Friday, February 08, 2008

Alive and Easy to Find

I got an email this morning from a college student who is directing my play Food For Fish as one of his school projects. Because I'm alive and easy to locate online, he can ask me questions about the play and tell me about his production. Because I am poor, I can't actually go see it but that doesn't make me any less happy that it's happening. Earlier this morning I posted a comment on Jason's blog in response to something Mr. Walters said: I don't know about other playwrights but I also want my work to get seen. I want my words to be heard and my characters to breathe in many different bodies. I didn't get in this to have my play on a big stage. I got in it because I was an actor on a small stage and I fell in love with theater. And I wanted to make theater and I wanted my plays to be done all over the country on tiny stages. But eventually I figured out that the only way to get it to the tiny stages was to first get it on the big stages. I wish that weren't the way it is, but that's how it is. (Not to say anything bad about big stages because I bet it's pretty fucking great to have a show on a big stage.) In any case, what I'm saying is one theater is not enough. One town is not enough. Do I want a home? Yes, very much. But that home should introduce my work into the world, not keep the world from seeing it. You can see the discussion here to understand the context and what Scott is proposing in order to give playwrights homes. This student wouldn't be doing my play now if it weren't published. It wouldn't be published if it hadn't gotten a pretty great production in New York. And I'm sure the good review from the Times didn't hurt either. And after this student production, there will be another in North Dakota soon after. I am thrilled that my play will be a part of the early careers of these kids. And I am thrilled that it will be a part of their lives at this point, even if they don't all go on to be theater professionals, I am honored to play a part from afar. I mean, I'm sure Edward Albee would do in a pinch, but I'm glad it's me instead.

6 comments:

Qui Nguyen said...

Good post, man. I concur in every way.

Joshua said...
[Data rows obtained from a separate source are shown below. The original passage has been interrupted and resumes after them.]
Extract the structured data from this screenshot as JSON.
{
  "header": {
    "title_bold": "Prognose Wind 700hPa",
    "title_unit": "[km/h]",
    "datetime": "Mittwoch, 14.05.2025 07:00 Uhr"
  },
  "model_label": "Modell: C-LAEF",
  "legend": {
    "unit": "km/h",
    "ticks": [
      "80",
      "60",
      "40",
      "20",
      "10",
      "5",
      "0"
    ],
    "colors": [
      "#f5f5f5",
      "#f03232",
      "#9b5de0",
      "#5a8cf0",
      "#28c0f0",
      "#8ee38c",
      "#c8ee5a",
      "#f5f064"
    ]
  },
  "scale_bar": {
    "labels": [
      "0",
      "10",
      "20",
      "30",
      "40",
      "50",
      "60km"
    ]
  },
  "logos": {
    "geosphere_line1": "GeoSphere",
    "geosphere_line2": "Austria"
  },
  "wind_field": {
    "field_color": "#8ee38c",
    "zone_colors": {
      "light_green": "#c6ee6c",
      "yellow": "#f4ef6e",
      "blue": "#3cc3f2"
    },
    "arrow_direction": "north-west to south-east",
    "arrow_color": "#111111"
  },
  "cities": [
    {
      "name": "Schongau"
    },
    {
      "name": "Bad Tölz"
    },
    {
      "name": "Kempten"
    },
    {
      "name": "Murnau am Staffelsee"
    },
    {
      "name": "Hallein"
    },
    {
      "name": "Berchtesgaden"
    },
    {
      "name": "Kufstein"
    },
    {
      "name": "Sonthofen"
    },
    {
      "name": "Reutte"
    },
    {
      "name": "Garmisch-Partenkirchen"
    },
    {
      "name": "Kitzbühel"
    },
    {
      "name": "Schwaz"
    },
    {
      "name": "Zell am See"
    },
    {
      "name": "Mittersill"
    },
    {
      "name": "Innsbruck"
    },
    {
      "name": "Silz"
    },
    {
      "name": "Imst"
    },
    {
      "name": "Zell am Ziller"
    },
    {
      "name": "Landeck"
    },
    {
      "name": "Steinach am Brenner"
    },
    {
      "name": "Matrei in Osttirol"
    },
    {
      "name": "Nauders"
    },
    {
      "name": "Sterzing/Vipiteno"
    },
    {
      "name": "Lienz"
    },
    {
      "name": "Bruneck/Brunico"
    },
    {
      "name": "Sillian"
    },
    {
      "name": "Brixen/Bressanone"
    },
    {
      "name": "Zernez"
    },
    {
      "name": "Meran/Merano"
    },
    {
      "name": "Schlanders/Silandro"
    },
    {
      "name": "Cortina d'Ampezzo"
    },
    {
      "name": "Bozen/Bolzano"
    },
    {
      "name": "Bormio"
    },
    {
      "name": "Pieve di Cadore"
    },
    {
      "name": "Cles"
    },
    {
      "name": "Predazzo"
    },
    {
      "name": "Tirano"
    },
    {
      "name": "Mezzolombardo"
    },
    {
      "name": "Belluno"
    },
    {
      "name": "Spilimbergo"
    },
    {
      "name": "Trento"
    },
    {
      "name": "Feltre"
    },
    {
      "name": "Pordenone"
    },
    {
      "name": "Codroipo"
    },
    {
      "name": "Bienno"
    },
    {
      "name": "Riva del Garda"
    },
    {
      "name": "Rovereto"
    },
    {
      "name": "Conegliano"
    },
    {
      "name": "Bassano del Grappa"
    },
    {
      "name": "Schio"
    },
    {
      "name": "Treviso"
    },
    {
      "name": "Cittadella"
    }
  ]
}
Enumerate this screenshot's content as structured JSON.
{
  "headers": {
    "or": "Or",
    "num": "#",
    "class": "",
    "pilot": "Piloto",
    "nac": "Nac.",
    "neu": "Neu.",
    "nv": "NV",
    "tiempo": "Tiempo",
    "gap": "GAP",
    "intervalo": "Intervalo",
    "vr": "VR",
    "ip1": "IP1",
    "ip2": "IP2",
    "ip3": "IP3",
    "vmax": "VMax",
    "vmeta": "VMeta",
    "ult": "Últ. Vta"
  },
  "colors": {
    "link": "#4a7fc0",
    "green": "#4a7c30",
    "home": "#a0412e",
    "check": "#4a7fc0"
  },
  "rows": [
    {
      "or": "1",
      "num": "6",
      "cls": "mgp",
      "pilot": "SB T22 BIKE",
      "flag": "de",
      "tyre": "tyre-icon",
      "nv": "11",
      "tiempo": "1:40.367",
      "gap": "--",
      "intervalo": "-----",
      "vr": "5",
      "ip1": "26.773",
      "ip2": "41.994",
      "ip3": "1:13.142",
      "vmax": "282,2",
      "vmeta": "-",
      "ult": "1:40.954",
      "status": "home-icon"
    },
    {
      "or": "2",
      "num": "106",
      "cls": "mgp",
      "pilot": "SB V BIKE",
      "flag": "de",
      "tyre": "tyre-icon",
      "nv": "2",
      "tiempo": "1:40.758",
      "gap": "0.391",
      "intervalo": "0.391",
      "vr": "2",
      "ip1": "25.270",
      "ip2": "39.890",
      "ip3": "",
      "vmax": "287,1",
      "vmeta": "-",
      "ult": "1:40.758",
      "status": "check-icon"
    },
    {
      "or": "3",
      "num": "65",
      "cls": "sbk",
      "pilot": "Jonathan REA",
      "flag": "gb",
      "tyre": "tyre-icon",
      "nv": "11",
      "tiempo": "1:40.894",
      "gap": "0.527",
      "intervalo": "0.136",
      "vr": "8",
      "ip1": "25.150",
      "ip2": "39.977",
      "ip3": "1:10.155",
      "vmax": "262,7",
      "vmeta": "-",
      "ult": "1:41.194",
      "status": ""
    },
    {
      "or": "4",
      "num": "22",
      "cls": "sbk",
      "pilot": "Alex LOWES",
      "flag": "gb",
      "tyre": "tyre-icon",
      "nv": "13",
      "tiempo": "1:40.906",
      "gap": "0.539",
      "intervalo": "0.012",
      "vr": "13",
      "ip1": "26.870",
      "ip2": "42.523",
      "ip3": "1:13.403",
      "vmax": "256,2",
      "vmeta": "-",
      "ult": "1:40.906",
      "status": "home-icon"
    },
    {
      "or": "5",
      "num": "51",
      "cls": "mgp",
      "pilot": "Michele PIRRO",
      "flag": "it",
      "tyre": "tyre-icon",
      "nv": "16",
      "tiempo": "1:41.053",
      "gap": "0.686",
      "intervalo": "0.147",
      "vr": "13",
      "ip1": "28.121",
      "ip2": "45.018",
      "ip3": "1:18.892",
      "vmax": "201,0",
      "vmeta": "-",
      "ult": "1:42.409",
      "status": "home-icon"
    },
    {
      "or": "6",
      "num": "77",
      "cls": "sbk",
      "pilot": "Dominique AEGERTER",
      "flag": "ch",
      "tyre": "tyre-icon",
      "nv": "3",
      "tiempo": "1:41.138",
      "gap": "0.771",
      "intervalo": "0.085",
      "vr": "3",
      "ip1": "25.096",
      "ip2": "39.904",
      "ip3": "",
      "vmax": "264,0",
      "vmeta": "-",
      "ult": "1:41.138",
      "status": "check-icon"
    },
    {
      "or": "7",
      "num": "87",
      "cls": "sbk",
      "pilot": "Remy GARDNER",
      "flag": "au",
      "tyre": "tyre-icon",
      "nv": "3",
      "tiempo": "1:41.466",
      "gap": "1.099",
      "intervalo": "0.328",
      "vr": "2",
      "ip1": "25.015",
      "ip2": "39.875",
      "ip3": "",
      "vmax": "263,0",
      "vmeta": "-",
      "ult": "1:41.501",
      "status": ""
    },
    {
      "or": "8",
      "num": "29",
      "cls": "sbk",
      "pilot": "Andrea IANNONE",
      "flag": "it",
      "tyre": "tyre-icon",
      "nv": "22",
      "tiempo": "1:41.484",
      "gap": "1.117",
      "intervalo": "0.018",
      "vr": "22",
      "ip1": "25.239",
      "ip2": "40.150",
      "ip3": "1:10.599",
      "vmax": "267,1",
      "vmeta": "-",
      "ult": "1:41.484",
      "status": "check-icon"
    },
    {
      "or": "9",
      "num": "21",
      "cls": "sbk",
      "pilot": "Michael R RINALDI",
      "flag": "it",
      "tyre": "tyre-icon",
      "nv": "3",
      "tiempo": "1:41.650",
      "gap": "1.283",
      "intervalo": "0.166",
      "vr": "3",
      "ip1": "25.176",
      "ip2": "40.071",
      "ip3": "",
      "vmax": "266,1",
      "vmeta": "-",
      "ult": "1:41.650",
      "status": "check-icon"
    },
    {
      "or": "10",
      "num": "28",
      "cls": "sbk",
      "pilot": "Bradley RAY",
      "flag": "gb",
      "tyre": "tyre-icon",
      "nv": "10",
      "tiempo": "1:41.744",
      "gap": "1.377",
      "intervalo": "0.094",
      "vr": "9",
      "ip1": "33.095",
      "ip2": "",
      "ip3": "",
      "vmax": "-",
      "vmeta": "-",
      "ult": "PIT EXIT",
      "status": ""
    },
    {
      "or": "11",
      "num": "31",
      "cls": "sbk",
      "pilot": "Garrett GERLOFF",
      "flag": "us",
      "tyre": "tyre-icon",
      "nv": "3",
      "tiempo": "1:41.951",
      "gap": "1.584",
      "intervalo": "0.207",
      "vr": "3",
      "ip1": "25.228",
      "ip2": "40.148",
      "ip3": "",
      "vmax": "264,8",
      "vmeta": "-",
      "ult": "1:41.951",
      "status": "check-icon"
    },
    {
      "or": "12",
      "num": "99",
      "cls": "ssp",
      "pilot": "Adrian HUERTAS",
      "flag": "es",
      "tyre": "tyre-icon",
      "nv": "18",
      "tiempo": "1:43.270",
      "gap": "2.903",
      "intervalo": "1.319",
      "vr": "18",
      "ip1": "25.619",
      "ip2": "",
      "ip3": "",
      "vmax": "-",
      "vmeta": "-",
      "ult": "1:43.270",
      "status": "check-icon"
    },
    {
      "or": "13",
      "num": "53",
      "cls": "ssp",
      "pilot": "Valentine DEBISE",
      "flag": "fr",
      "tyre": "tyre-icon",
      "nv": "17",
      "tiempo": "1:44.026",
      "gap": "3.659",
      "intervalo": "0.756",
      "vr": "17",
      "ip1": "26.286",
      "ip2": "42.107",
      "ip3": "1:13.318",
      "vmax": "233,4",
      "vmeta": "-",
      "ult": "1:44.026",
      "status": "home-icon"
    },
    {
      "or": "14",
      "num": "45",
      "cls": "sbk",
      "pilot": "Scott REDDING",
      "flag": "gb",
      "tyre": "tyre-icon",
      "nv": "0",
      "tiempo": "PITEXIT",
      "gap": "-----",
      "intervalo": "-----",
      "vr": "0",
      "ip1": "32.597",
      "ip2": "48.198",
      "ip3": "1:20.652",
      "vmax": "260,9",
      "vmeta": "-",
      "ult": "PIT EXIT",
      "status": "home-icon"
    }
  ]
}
I have to say, and buddha knows I have clashed with Scott Walters on a number of things so perhaps I have long ago lost my sense of objectivity when it comes to him . . .

But I have to say that I find it highly ironic that Scott goes on about the greatness of Mike Daisy's article re HOW THEATRE FAILED AMERICA . . . the thesis of that article is that actors, writers, creatives are all cut out of making liveable money in theatre as a career but careers in arts adminstration and the number of well paid administrators has grown exponentially . . . Scott goes on about how right this is, yet he's proposing a model of theatre for himself as head administrator, isn't it the height of irony?

But maybe I just cannot see past my own bias, I don't know.

Adam said...

Well, I don't think that is what he's proposing. I think he's proposing something more democratic. But yes, it's sometimes hard to get by the way he's proposing it which is perhaps more dogmatic.

Scott Walters said...

Thank you, Adam. You are correct -- a tribe, by definition (and I have provided the definition via Daniel Quinn) is a non-hierarchical collective. It only sounds like I'm the kingpin because I'm the one doing the talking at the moment.

As far as dogmatism is concerned, my goal is to create a sharp, clear definition in order to avoid having the ideas blurred and appropriated by the current paradigm. There isn't much point in creating a new way of doing things if it is just the old way with a few little differences. I know that the risk is that I sound dogmatic, and I think I go out of my way to say that it is cool if this particular way doesn't work for you and the current paradigm is working for you. But I don't think it is being dogmatic to say that, if that is the case, you should keep doing it that way and not get tangled up with people who see a different path.

As much as I would like, if I were forming my theatrical tribe, to have a high-quality playwright like you as a resident dramatist, there is no reason that you would find that option attractive, and that's cool. But to dump on the paradigm because you like things the way they are -- well, that seems sort of self-centered to me. There are people for whom the present system is not working so well, and trying to figure out an approach that can allow them to use their creativity more fully doesn't seem to me to be inherently evil or dogmatic.

Adam said...

Scott, For the record, I'm not dumping on your idea, nor would I ever suggest that anything is evil.

I'm interested to see how it will work and I wish you the best of luck. I think community based theater is a good idea.

Personally I think you can do your model and work within the current model at the same time. That is all I was trying to say.

Also it's worth noting that for most playwrights, the ideal is to work with more than one theater. And that helping them do so is the best way to go both for your company and for theater as a whole.

Adam said...

Also, I think most everyone can agree that the current model is not really working the way any of us would like. That's why so many great playwrights have gone to tv or film.